What you have to do
The records must be retyped exactly, with no pictures included.

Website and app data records
....
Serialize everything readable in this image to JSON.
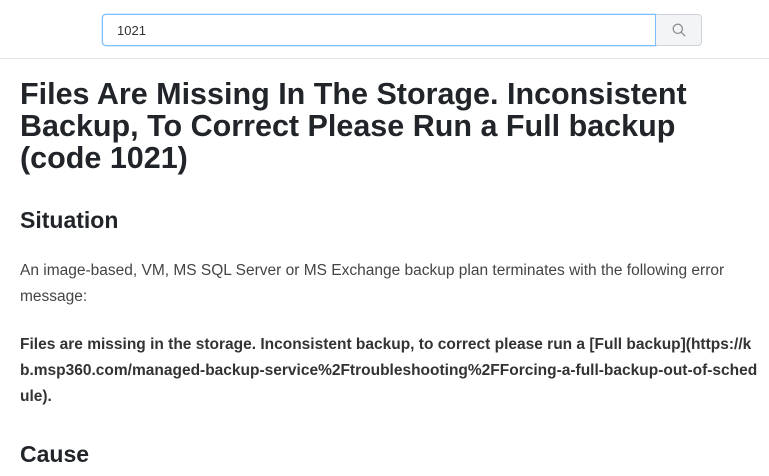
{
  "search": {
    "value": "1021",
    "icon": "search-icon"
  },
  "article": {
    "title": "Files Are Missing In The Storage. Inconsistent Backup, To Correct Please Run a Full backup (code 1021)",
    "situation_heading": "Situation",
    "situation_text": "An image-based, VM, MS SQL Server or MS Exchange backup plan terminates with the following error message:",
    "error_message": "Files are missing in the storage. Inconsistent backup, to correct please run a [Full backup](https://kb.msp360.com/managed-backup-service%2Ftroubleshooting%2FForcing-a-full-backup-out-of-schedule).",
    "cause_heading": "Cause"
  }
}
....
Answer to the exercise
Serialize everything readable in this image to JSON.
{
  "search": {
    "value": "1021",
    "icon": "search-icon"
  },
  "article": {
    "title": "Files Are Missing In The Storage. Inconsistent Backup, To Correct Please Run a Full backup (code 1021)",
    "situation_heading": "Situation",
    "situation_text": "An image-based, VM, MS SQL Server or MS Exchange backup plan terminates with the following error message:",
    "error_message": "Files are missing in the storage. Inconsistent backup, to correct please run a [Full backup](https://kb.msp360.com/managed-backup-service%2Ftroubleshooting%2FForcing-a-full-backup-out-of-schedule).",
    "cause_heading": "Cause"
  }
}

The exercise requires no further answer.